A dewd named Poiseuille figured out how air flows and published a formula that is used today to figure out the numbers for designing a proper air flow system.
The basis of "Poiseuille's Law" states that air will flow from an area of high pressure to an area of lower pressure.
We see examples of this all the time, although we probably aren't thinking much about the physics behind these events.
One of the most obvious examples of this law is the vacuum cleaner. When the vacuum is running, it has a fan that is sucking the air out of a canister which lowers the pressure inside the canister. The pressure on the outside of the vacuum hose is greater than that inside of the canister, so air flows from an area of high pressure (the atmosphere) to an area of lower pressure (inside the vacuum canister).
Now, put your hand slightly over the nozzle end and you can immediately feel that you have blocked some of the air flow into the nozzle. This does two things...first it lessens the amount of air that can come into the nozzle end. By having less air volume coming it the hose, the pressure inside the canister increases. You can easily hear the vacuum motor increase in noise, as it is trying to overcome the blockage of air flow that you have created with your hand. The only way to stop the vacuum motor from laboring is to take your hand away and allow the air volume to increase, which allows the flow to return to normal.
This is exactly what is happening inside our grow boxes. They are essentially vacuum canisters.
We know from Poiseuille's Law that air will not travel through an orifice if the pressure is the same on both sides of the hole.
Here we have a box with an incoming pipe of air. There is equal pressure in both the pipe and the box, so the air will just sit there and not move.
Once we turn on our fan, the pressure inside the box starts to drop. This immediately causes the air in the pipe to rush into the lower pressured box's first chamber, at the same time all the air in the first chamber is flowing out of the first chamber and into the second...
Let's assume the pressure in the pipe is 14 psi, and when the fan is turned on the pressure in the box is lowered to 10 psi.

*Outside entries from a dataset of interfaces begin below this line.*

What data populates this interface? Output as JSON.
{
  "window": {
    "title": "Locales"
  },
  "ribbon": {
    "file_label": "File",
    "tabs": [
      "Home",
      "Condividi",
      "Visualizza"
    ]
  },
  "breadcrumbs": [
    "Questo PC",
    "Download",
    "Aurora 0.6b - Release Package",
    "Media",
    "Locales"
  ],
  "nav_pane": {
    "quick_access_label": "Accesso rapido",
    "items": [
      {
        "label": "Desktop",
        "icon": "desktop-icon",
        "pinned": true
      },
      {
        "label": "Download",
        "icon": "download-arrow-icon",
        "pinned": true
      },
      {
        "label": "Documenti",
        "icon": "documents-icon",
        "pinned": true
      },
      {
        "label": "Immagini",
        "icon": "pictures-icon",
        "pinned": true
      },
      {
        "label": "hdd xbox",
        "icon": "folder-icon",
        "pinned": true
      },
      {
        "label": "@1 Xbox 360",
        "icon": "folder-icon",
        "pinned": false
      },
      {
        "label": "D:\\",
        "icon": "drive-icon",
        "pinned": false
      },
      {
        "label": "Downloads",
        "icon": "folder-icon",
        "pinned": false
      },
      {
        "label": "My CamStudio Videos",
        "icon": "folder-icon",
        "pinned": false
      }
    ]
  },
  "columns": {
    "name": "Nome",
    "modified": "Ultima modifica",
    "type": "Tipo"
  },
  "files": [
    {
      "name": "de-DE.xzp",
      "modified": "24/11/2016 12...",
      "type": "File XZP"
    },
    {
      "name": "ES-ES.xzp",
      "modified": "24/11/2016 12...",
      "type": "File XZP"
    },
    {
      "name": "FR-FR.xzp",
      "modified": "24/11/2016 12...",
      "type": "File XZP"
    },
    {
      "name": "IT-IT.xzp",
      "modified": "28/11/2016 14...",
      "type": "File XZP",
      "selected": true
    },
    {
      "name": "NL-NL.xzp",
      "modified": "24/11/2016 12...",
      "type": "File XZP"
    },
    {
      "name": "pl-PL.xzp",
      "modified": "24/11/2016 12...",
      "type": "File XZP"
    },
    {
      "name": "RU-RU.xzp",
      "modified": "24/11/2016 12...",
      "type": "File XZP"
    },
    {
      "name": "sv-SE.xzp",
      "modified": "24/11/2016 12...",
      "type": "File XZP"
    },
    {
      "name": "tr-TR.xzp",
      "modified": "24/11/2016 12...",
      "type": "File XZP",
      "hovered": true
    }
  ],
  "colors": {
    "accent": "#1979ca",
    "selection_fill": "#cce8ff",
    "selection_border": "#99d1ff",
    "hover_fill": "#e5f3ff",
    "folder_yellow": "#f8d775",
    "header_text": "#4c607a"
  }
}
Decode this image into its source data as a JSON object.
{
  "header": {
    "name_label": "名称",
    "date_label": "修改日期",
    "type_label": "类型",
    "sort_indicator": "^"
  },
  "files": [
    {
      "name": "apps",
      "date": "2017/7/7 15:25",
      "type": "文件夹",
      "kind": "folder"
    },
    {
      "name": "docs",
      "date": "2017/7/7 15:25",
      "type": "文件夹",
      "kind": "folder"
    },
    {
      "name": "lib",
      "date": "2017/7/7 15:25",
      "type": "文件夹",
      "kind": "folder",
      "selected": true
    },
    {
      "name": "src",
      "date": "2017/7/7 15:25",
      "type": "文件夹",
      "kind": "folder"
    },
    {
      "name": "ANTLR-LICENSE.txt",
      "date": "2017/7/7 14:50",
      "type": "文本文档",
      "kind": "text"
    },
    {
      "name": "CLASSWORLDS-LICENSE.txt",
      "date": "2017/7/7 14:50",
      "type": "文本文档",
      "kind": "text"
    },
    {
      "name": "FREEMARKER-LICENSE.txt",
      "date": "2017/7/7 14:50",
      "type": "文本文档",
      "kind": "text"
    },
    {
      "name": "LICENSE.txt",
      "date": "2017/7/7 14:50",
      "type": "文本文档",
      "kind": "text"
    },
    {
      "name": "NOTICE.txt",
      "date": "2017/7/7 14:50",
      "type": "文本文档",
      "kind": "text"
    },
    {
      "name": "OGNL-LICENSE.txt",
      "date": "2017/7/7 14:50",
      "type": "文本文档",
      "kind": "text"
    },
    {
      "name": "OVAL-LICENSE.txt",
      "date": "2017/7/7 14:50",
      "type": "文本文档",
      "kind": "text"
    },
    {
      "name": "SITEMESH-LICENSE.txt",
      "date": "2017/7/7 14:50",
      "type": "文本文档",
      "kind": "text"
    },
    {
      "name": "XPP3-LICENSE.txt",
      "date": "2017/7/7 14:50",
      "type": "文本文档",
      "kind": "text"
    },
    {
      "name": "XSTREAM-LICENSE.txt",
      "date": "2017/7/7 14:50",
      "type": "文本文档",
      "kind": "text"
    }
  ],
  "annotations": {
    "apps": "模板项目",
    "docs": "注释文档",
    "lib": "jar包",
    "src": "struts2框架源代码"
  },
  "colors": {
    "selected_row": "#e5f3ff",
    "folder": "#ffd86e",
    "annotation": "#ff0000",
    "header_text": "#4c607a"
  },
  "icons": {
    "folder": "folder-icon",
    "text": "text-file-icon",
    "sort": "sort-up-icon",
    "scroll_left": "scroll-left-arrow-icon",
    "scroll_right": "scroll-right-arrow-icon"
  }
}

This means the air is entering into the box with 4 pounds per square inch (psi) of force, which makes it easy to see how air will flow into an area of lower pressure.
The air is now filling the first chamber and flowing through to the next chamber.
Now, there are some other things happening with this flow that we do not see. For one, every time the air mass passes through an orifice (or hole) it sees some turbulence and friction that causes little fluctuations in pressure.
What happens in the end is that the air flow that was traveling at 250 CFM sees a slight bit of resistance at the hole and now travels at 245 CFM.
It looses a little bit of CFM with every hole it passes through...
If there were no resistance caused by the holes, and if we had a fan that could pull 250 CFM through a 6" pipe, then our air would pass cleanly through all the holes until it reached the fan and exited at 250 CFM. But the fact is that we do see some loss at each hole.
With the exact same size entry holes as the exit hole, we lose some CFM.
There are two ways to get the full 250 CFM at the exit.
One way would be to increase the speed of the fan to a higher CFM rating. In my example we lost 15 CFM from start to finish, so if I started with a fan that could pull 265 CFM, then I could essentially end up with my 250 CFM using the holes as they are.
The problem is that most fans are running at peak to begin with. So you can usually not increase them.
The alternative to get the 250 CFM we want is to open up the intake holes. By making the holes bigger, you will be adding the needed air flow that the holes inside the box are going to rob you of.
HVAC men know that they need a minimum of 10% larger opening than exit, because they understand the physics that we are discussing here.
We often get the recommendation to open up our intakes twice the size of the opening, but that is normally overkill. All you need to have is enough air flowing in to satisfy the fan and it's CFM rating. The mass flowing out is equal to the mass flowing in.
Although you can never really have your intake too large, you can easily have it too small.
To properly size our air flow holes, we need to know how to figure the area of each shape. Both a 10" x 10" square and a 11.28" diameter circle have a surface area of 100 square inches.
Here are some examples of duct and pipe sizes and the area figures for them:
Let's assume I have a 6" ducted fan.
We know that a 6" duct hole has a surface area of 28.27 sq. in.
I decide that I want to use 3" pvc pipe for my light blocking intake holes.
We know that a 3" pipe hole has a surface area of 7.07 sq. in.
28.27 divided by 7.07 = 3.999 So I need 4 3" pipes to equal the 6" exhaust opening. But, I want at least 10% more opening to account for my losses through the holes, so I will add another 3" pipe, which is more than 10% over sized, and should do the job.
Knowledge will forever govern ignorance; and a people who mean to be their own governors must arm themselves with the power which knowledge gives.